** WHAT THE EXERCISE ASKS **
What the task needs is the data below, written out verbatim.
***** STORED DATA
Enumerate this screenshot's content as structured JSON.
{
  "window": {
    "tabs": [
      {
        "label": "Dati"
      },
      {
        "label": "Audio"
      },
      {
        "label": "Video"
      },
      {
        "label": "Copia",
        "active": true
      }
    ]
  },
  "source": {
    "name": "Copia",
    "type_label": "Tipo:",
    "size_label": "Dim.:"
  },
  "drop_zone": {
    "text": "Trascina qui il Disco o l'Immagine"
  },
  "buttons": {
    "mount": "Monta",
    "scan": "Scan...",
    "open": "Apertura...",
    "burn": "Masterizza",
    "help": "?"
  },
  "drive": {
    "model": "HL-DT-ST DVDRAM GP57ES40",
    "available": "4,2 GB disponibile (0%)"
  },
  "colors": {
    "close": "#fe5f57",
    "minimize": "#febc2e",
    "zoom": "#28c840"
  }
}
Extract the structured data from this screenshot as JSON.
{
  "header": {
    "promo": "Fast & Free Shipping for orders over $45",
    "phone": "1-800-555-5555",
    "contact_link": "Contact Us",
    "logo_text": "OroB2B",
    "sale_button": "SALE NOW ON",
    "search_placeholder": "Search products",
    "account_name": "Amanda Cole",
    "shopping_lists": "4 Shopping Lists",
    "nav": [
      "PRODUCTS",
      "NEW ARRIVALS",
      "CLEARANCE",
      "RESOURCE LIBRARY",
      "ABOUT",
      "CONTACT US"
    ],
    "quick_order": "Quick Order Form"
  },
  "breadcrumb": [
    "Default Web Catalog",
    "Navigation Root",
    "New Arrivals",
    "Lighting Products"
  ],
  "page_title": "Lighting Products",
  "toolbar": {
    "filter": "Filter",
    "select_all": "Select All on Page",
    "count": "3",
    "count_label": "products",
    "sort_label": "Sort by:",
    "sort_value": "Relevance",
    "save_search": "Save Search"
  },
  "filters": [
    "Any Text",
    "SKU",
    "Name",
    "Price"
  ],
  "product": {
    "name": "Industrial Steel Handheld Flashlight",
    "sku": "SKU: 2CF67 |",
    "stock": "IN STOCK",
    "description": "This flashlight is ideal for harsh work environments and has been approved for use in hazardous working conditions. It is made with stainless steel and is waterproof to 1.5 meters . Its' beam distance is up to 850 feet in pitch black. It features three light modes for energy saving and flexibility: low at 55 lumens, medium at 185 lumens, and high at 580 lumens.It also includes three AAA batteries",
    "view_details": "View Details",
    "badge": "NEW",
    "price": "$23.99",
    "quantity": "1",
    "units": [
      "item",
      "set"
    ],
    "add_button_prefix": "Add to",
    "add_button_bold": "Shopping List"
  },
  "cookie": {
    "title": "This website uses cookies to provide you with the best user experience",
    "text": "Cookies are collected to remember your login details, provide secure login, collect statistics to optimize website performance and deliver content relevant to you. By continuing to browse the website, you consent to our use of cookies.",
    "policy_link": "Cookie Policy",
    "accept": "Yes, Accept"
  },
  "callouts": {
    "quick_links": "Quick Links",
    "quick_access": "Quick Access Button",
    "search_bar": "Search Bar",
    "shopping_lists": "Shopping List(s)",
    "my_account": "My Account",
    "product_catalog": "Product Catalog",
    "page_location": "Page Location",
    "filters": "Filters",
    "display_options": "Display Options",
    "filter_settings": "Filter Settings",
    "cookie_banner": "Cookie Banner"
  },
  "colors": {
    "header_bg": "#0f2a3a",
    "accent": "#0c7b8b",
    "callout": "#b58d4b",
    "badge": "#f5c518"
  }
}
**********
** COMPLETED EXERCISE **
Enumerate this screenshot's content as structured JSON.
{
  "window": {
    "tabs": [
      {
        "label": "Dati"
      },
      {
        "label": "Audio"
      },
      {
        "label": "Video"
      },
      {
        "label": "Copia",
        "active": true
      }
    ]
  },
  "source": {
    "name": "Copia",
    "type_label": "Tipo:",
    "size_label": "Dim.:"
  },
  "drop_zone": {
    "text": "Trascina qui il Disco o l'Immagine"
  },
  "buttons": {
    "mount": "Monta",
    "scan": "Scan...",
    "open": "Apertura...",
    "burn": "Masterizza",
    "help": "?"
  },
  "drive": {
    "model": "HL-DT-ST DVDRAM GP57ES40",
    "available": "4,2 GB disponibile (0%)"
  },
  "colors": {
    "close": "#fe5f57",
    "minimize": "#febc2e",
    "zoom": "#28c840"
  }
}
Extract the structured data from this screenshot as JSON.
{
  "header": {
    "promo": "Fast & Free Shipping for orders over $45",
    "phone": "1-800-555-5555",
    "contact_link": "Contact Us",
    "logo_text": "OroB2B",
    "sale_button": "SALE NOW ON",
    "search_placeholder": "Search products",
    "account_name": "Amanda Cole",
    "shopping_lists": "4 Shopping Lists",
    "nav": [
      "PRODUCTS",
      "NEW ARRIVALS",
      "CLEARANCE",
      "RESOURCE LIBRARY",
      "ABOUT",
      "CONTACT US"
    ],
    "quick_order": "Quick Order Form"
  },
  "breadcrumb": [
    "Default Web Catalog",
    "Navigation Root",
    "New Arrivals",
    "Lighting Products"
  ],
  "page_title": "Lighting Products",
  "toolbar": {
    "filter": "Filter",
    "select_all": "Select All on Page",
    "count": "3",
    "count_label": "products",
    "sort_label": "Sort by:",
    "sort_value": "Relevance",
    "save_search": "Save Search"
  },
  "filters": [
    "Any Text",
    "SKU",
    "Name",
    "Price"
  ],
  "product": {
    "name": "Industrial Steel Handheld Flashlight",
    "sku": "SKU: 2CF67 |",
    "stock": "IN STOCK",
    "description": "This flashlight is ideal for harsh work environments and has been approved for use in hazardous working conditions. It is made with stainless steel and is waterproof to 1.5 meters . Its' beam distance is up to 850 feet in pitch black. It features three light modes for energy saving and flexibility: low at 55 lumens, medium at 185 lumens, and high at 580 lumens.It also includes three AAA batteries",
    "view_details": "View Details",
    "badge": "NEW",
    "price": "$23.99",
    "quantity": "1",
    "units": [
      "item",
      "set"
    ],
    "add_button_prefix": "Add to",
    "add_button_bold": "Shopping List"
  },
  "cookie": {
    "title": "This website uses cookies to provide you with the best user experience",
    "text": "Cookies are collected to remember your login details, provide secure login, collect statistics to optimize website performance and deliver content relevant to you. By continuing to browse the website, you consent to our use of cookies.",
    "policy_link": "Cookie Policy",
    "accept": "Yes, Accept"
  },
  "callouts": {
    "quick_links": "Quick Links",
    "quick_access": "Quick Access Button",
    "search_bar": "Search Bar",
    "shopping_lists": "Shopping List(s)",
    "my_account": "My Account",
    "product_catalog": "Product Catalog",
    "page_location": "Page Location",
    "filters": "Filters",
    "display_options": "Display Options",
    "filter_settings": "Filter Settings",
    "cookie_banner": "Cookie Banner"
  },
  "colors": {
    "header_bg": "#0f2a3a",
    "accent": "#0c7b8b",
    "callout": "#b58d4b",
    "badge": "#f5c518"
  }
}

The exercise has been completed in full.